Manufacturers considering early warning systems, reshoring and infrastructure upgrades amid supply chain issues
Just in time production model no longer good enough amid supply chain disruptions.
Exporting & Importing
For much of the past 21 months, Rami Aroosi has struggled to procure enough bikes to fill the racks of his downtown Ottawa cycle shop.
Shipping rates have skyrocketed amid a backed-up global supply chain caused by the COVID-19 pandemic, pushing up prices. And the absence of just one part in a vast manufacturing network that originates in Asia can put the brakes on entire shipments.
“For example, Shimano — almost every second bike on the planet has Shimano parts,” says Aroosi, who has run Foster’s Sports Centre for three decades. “The companies manage to get the frames, but they cannot get the parts to assemble it.”
“It’s like a chain: One thing triggers another and makes it really worse.”
Aroosi is among thousands of retailers across the country whose sparsely filled stockrooms have run short of products ranging from electronics to lumber and liquor.
The shortages and price hikes highlight the vulnerabilities of a just-in-time delivery model, prompting stakeholders and experts to rethink the fine-tuned approach with an eye to early warning systems, reshoring and infrastructure upgrades.
Originating in the automotive industry in the 1950s and honed across a globalizing supply chain, just-in-time manufacturing aims to precisely calibrate assembly lines and shipments while minimizing stockpiles that weigh on efficiency. Rather than spending time and money to warehouse parts, producers receive goods as needed.
“Fifty years ago you would buy six months’ worth of material and run it out. Now you call your supplier saying you need it for Tuesday and it shows up on Monday night. We went from just in case to just in time,” said Dennis Darby, CEO of the Canadian Manufacturers and Exporters trade group.
“It’s a very efficient supply chain, but it’s really not very resilient.”
Manufacturing amounts to more than 10 per cent of Canada’s gross domestic product and $354 billion in annual exports — 68 per cent of all exported merchandise — according to the federal Industry Department. That means a wrench in the gears has major repercussions.
The pandemic-driven shortage of semiconductor chips has hurt vehicle producers particularly hard, along with makers of items from smartphones to fridges.
Canada’s auto industry felt the pinch more than most, as producers tended to funnel what semiconductors they had to their bigger, pricier models rather than compact ones such as the Honda Civic or Chevy Equinox, Darby said. “And Canada tends to produce more economical models.”
On top of driving up the price for consumers, the dearth of semiconductors will likely cost the global auto sector US$210 billion in revenue, according to consulting firm AlixPartners.

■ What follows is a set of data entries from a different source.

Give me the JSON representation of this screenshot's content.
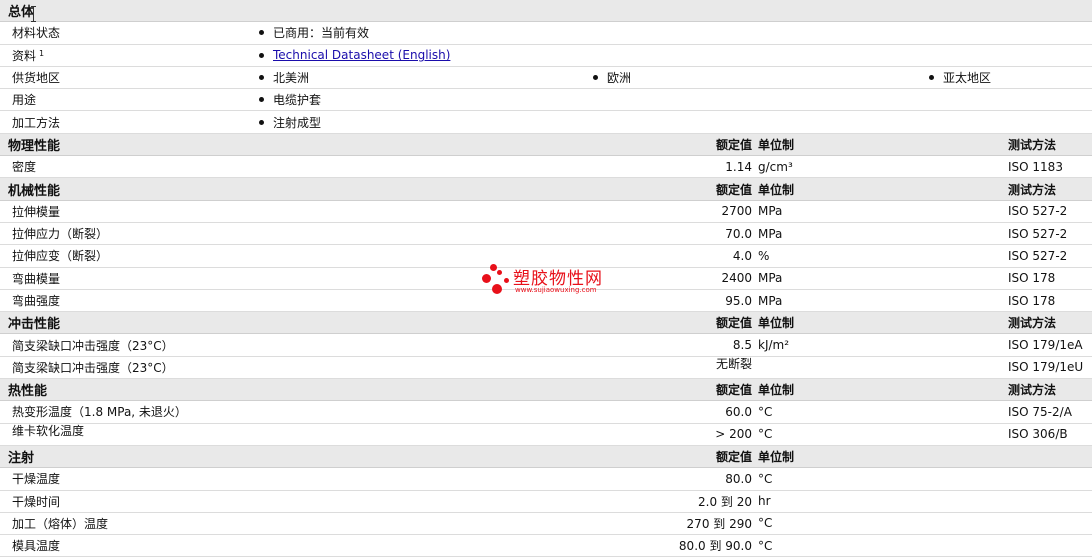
{
  "general": {
    "title": "总体",
    "status_label": "材料状态",
    "status_value": "已商用：当前有效",
    "docs_label": "资料",
    "docs_sup": "1",
    "docs_link": "Technical Datasheet (English)",
    "supply_label": "供货地区",
    "supply_regions": [
      "北美洲",
      "欧洲",
      "亚太地区"
    ],
    "use_label": "用途",
    "use_value": "电缆护套",
    "process_label": "加工方法",
    "process_value": "注射成型"
  },
  "columns": {
    "value": "额定值",
    "unit": "单位制",
    "method": "测试方法"
  },
  "physical": {
    "title": "物理性能",
    "rows": [
      {
        "name": "密度",
        "value": "1.14",
        "unit": "g/cm³",
        "method": "ISO 1183"
      }
    ]
  },
  "mechanical": {
    "title": "机械性能",
    "rows": [
      {
        "name": "拉伸模量",
        "value": "2700",
        "unit": "MPa",
        "method": "ISO 527-2"
      },
      {
        "name": "拉伸应力（断裂）",
        "value": "70.0",
        "unit": "MPa",
        "method": "ISO 527-2"
      },
      {
        "name": "拉伸应变（断裂）",
        "value": "4.0",
        "unit": "%",
        "method": "ISO 527-2"
      },
      {
        "name": "弯曲模量",
        "value": "2400",
        "unit": "MPa",
        "method": "ISO 178"
      },
      {
        "name": "弯曲强度",
        "value": "95.0",
        "unit": "MPa",
        "method": "ISO 178"
      }
    ]
  },
  "impact": {
    "title": "冲击性能",
    "rows": [
      {
        "name": "简支梁缺口冲击强度（23°C）",
        "value": "8.5",
        "unit": "kJ/m²",
        "method": "ISO 179/1eA"
      },
      {
        "name": "简支梁缺口冲击强度（23°C）",
        "value": "无断裂",
        "unit": "",
        "method": "ISO 179/1eU"
      }
    ]
  },
  "thermal": {
    "title": "热性能",
    "rows": [
      {
        "name": "热变形温度（1.8 MPa, 未退火）",
        "value": "60.0",
        "unit": "°C",
        "method": "ISO 75-2/A"
      },
      {
        "name": "维卡软化温度",
        "value": "> 200",
        "unit": "°C",
        "method": "ISO 306/B"
      }
    ]
  },
  "injection": {
    "title": "注射",
    "rows": [
      {
        "name": "干燥温度",
        "value": "80.0",
        "unit": "°C",
        "method": ""
      },
      {
        "name": "干燥时间",
        "value": "2.0 到  20",
        "unit": "hr",
        "method": ""
      },
      {
        "name": "加工（熔体）温度",
        "value": "270 到  290",
        "unit": "°C",
        "method": ""
      },
      {
        "name": "模具温度",
        "value": "80.0 到  90.0",
        "unit": "°C",
        "method": ""
      }
    ]
  },
  "watermark": {
    "name": "塑胶物性网",
    "url": "www.sujiaowuxing.com",
    "color": "#e8101a"
  }
}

Some 7.7 million vehicles will not be made in 2021, it forecasted in September.
The situation has pushed manufacturers to consider baking in early warning systems for shortages along with more transparency and communication between players, said Brian Kingston, who heads the Canadian Vehicle Manufacturers’ Association.
Reshoring is already in motion. U.S. President Joe Biden’s $US2-trillion infrastructure plan includes US$300 billion to bolster the American manufacturing sector, setting aside US$50 billion for semiconductor production and research.
Ottawa’s strategic investment fund, including $5 billion over seven years for the “net zero accelerator” laid out in the April budget, aims to boost research and development across sectors, such as the green economy and the fledgling biomanufacturing field.
Reshoring production could be appealing — particularly for industries such as vehicle manufacturing that rely on automation — if plants can be built on cheap land at home, said Anming Zhang, a business professor specializing in transport at the University of British Columbia.